Antimicrobial susceptibility tests are performed against pathogenic and potentially pathogenic bacteria to help the clinician choose the most appropriate antibiotic or antifungal to treat a particular infection. Our methodology incorporates technology developed by the aerospace industry to test bacteria in space and utilizes sophisticated computer programs to more accurately predict the susceptibility profile of the pathogen isolated from the specimen. This computer program has been augmented by the Microbiology Laboratory Director to take into account the types of antimicrobial resistance seen in New York.
The incidence of tuberculosis has declined significantly since the early 1990s in the United States and in New York. This is due in large part to the advances in diagnostic testing and to the initiation of Directly Observed Therapy (DOT), first in New York and then in the rest of the United States. Tuberculosis remains a major health concern in other parts of the world. In addition to tuberculosis there are related species of mycobacteria that cause clinical disease in susceptible populations, and some are common environmental contaminants. Our laboratory uses a mycobacterial culture system that senses changes in gas pressure as a result of mycobacterial growth to detect cultures that contain these organisms. They are then identified using molecular probe technologies, PCR, and other methods.
The laboratory diagnoses parasitic infections by looking at smears made from the patient’s blood, specialized stains from the patient’s stool, and by direct examination of the parasites themselves. Intestinal parasites can be identified by examining stool specimens for the presence of parasite eggs, larval, or adult forms.
Virology and Molecular Microbiology
Our lab cultures for viruses but because culturing takes time, we also use rapid molecular techniques and techniques that allow us to identify the virus in only 48 hours using monoclonal antibodies.

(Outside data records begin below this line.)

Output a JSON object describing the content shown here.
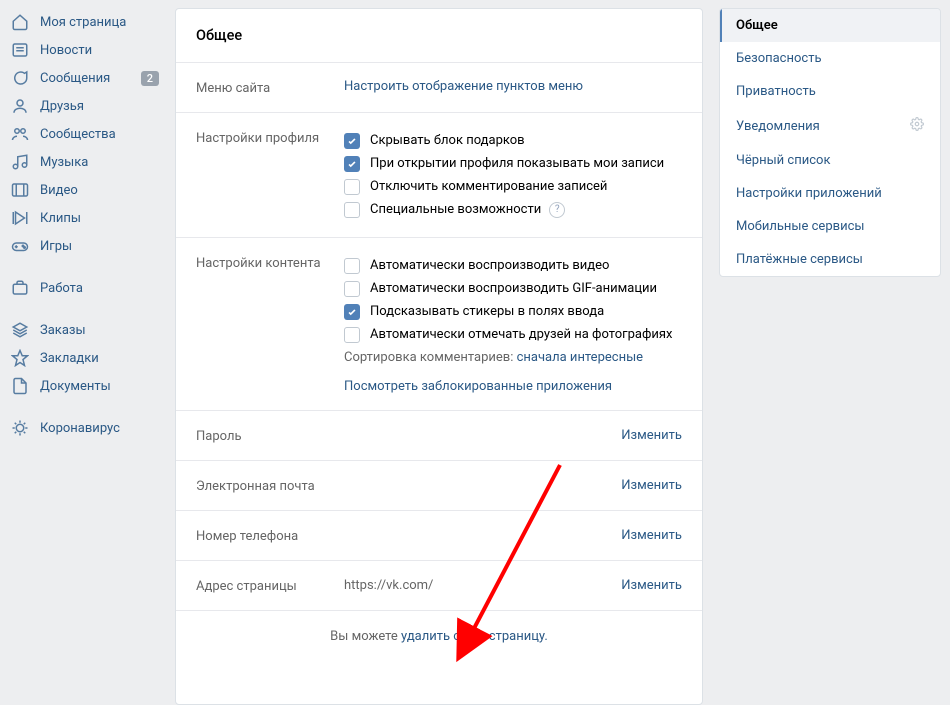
{
  "left_nav": {
    "items": [
      {
        "label": "Моя страница",
        "icon": "home"
      },
      {
        "label": "Новости",
        "icon": "news"
      },
      {
        "label": "Сообщения",
        "icon": "messages",
        "badge": "2"
      },
      {
        "label": "Друзья",
        "icon": "friends"
      },
      {
        "label": "Сообщества",
        "icon": "groups"
      },
      {
        "label": "Музыка",
        "icon": "music"
      },
      {
        "label": "Видео",
        "icon": "video"
      },
      {
        "label": "Клипы",
        "icon": "clips"
      },
      {
        "label": "Игры",
        "icon": "games"
      }
    ],
    "items2": [
      {
        "label": "Работа",
        "icon": "work"
      }
    ],
    "items3": [
      {
        "label": "Заказы",
        "icon": "orders"
      },
      {
        "label": "Закладки",
        "icon": "bookmark"
      },
      {
        "label": "Документы",
        "icon": "docs"
      }
    ],
    "items4": [
      {
        "label": "Коронавирус",
        "icon": "covid"
      }
    ]
  },
  "main": {
    "title": "Общее",
    "site_menu": {
      "label": "Меню сайта",
      "link": "Настроить отображение пунктов меню"
    },
    "profile": {
      "label": "Настройки профиля",
      "opts": [
        {
          "label": "Скрывать блок подарков",
          "checked": true
        },
        {
          "label": "При открытии профиля показывать мои записи",
          "checked": true
        },
        {
          "label": "Отключить комментирование записей",
          "checked": false
        },
        {
          "label": "Специальные возможности",
          "checked": false,
          "help": true
        }
      ]
    },
    "content": {
      "label": "Настройки контента",
      "opts": [
        {
          "label": "Автоматически воспроизводить видео",
          "checked": false
        },
        {
          "label": "Автоматически воспроизводить GIF-анимации",
          "checked": false
        },
        {
          "label": "Подсказывать стикеры в полях ввода",
          "checked": true
        },
        {
          "label": "Автоматически отмечать друзей на фотографиях",
          "checked": false
        }
      ],
      "sort_label": "Сортировка комментариев: ",
      "sort_value": "сначала интересные",
      "blocked_link": "Посмотреть заблокированные приложения"
    },
    "rows": [
      {
        "label": "Пароль",
        "value": "",
        "action": "Изменить"
      },
      {
        "label": "Электронная почта",
        "value": "",
        "action": "Изменить"
      },
      {
        "label": "Номер телефона",
        "value": "",
        "action": "Изменить"
      },
      {
        "label": "Адрес страницы",
        "value": "https://vk.com/",
        "action": "Изменить"
      }
    ],
    "footer": {
      "prefix": "Вы можете ",
      "link": "удалить свою страницу."
    }
  },
  "right_nav": {
    "items": [
      {
        "label": "Общее",
        "active": true
      },
      {
        "label": "Безопасность"
      },
      {
        "label": "Приватность"
      },
      {
        "label": "Уведомления",
        "gear": true
      },
      {
        "label": "Чёрный список"
      },
      {
        "label": "Настройки приложений"
      },
      {
        "label": "Мобильные сервисы"
      },
      {
        "label": "Платёжные сервисы"
      }
    ]
  }
}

We also use molecular techniques to diagnose certain viral diseases as well as to monitor response to therapy for several viral infections such as HIV and Hepatitis C viruses.
Molecular microbiology is a constantly expanding field and many more tests will soon be available to help diagnose and treat infections using this and other molecular based technologies.